Code Enforcement Item Passes at City Council
Jesse Arreguin’s item asking for changes to Berkeley’s Rental Housing Safety Program passed on the consent calendar after being postponed for several meetings. Of course, the item doesn’t yet set policy, it just asks for a report back from the City Manager regarding costs for proactive rental housing inspections and other proposed improvements.
Berkeley City Council also passed Arreguin’s item to have Berkeley staff look into the feasibility of creating a “small sites program” to help nonprofits – such as student co-ops – purchase small multi-family buildings.
District 7 Council Member Kriss Worthington’s item requesting our state representatives to work to increase the California housing tax credit for low income residents also passed on consent, but several other housing items Worthington had introduced for an October meeting were held over for a fourth time and will be heard January 12th.
Rental Housing Safety Program Item:
Related: More Library Gardens Balcony Lawsuits
“As well as blaming contractors involved in the construction, lawyers claim the company which managed the Library Gardens apartment complex did not want to spend money on remedial work or investigations as it was motivated to maximise profits.”
“Some of the Irish students who witnessed the Berkeley balcony collapse but who were not injured are expected to file lawsuits over their emotional distress, according to a new court filing in California.”
Students Getting Involved!
BTU has added many student members this year, including two recent graduates and one current student who now serve on the steering committee of your Berkeley Tenants Union. The Associated Students of the University of California joined with BTU in appealing the demolition on Durant, and the ASUC has also formed a Student Housing Committee to create a Housing Action Plan to address how the housing emergency is impacting students.
“The committee is considering several potential solutions to address the campus’s housing shortage, such as constructing additional buildings in the courtyards of Unit 1 and Unit 2 and earmarking parts of the university budget to building more affordable housing…The committee also discussed plans for a Housing and Tenants’ Rights Week, tentatively scheduled from Feb. 8-13, and a possible large public event to bring awareness to student-housing issues.”
In Other News
Fire Highlights Problems With Relocation Law
“At issue was Berkeley’s Relocation Ordinance, written in 2011 and designed to support tenants who are temporarily forced out of their rental units. It applies most often to planned renovations that displace tenants — as well as to relocation due to fire or code enforcement, except in the case of an earthquake or other natural disaster.
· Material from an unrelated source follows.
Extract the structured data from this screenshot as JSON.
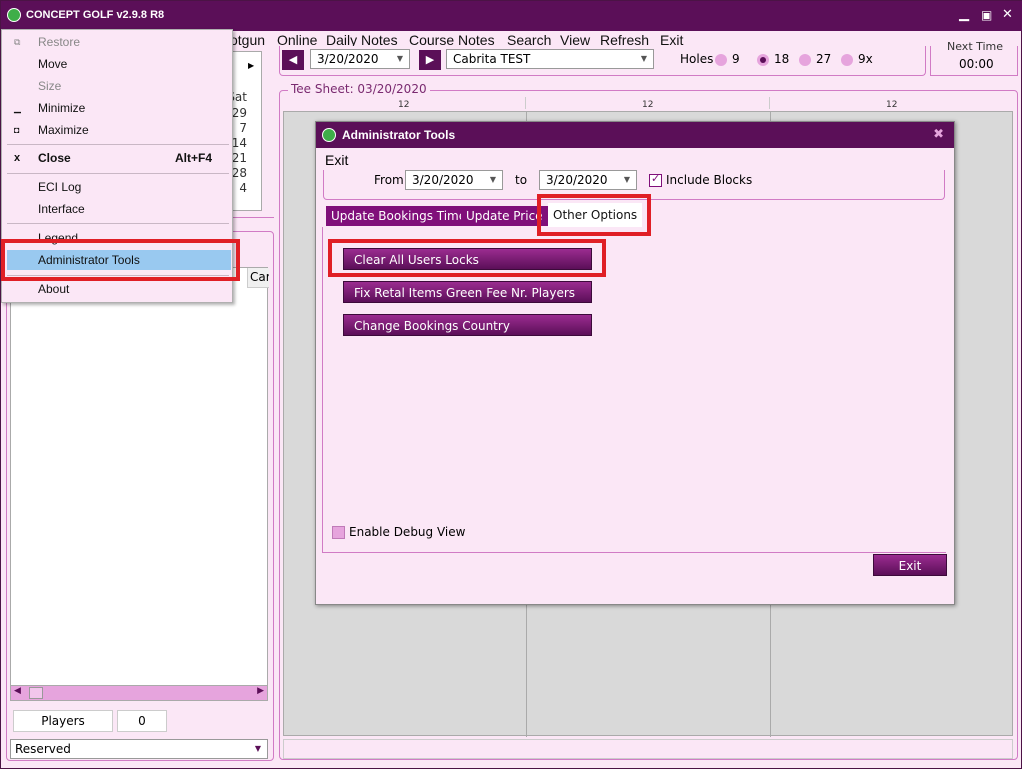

Under the ordinance, tenants are entitled to “relocation payments from the property owner to mitigate the costs associated with a temporary move,” until they can move back into the unit.”
Oakland Ellis Evictions
With no-fault evictions on the rise, Oakland is considering a relocation fee that will be higher than San Francisco’s or Berkeley’s.
Lafayette Wants Rent Control
This summer, the Bay Area suburb of Lafayette backed down on a city moratorium on rent increases when controversial landlord Sack Properties agreed to limit increases to 10%. However, tenants say the owner added on new charges and fees instead of raising the rents. Now renters are back before the City Council asking for protections.
“He outlined the many charges and fees: water charges, marked-up garbage costs, pet rent, parking rent, mandatory renters insurance, questionable language in new leases that give the landlord the right to evict tenants for anything deemed to be an excessive mess, and a $3,000 charge for an early break of the lease.
A parade of concerned tenants spoke to the council about all of these issues, emphasizing the serious inconsistencies in utility charges, and lack of transparency.”
Redwood City Wants Rent Control
“Across Redwood City, the median rent price for two-bedroom apartments increased from $2,500 to $3,800 since 2012, according to the real estate website Zillow. Minimum wage and other full time workers are unable to afford those rents. They end up having to move out of the area and in sometimes quitting their local jobs.”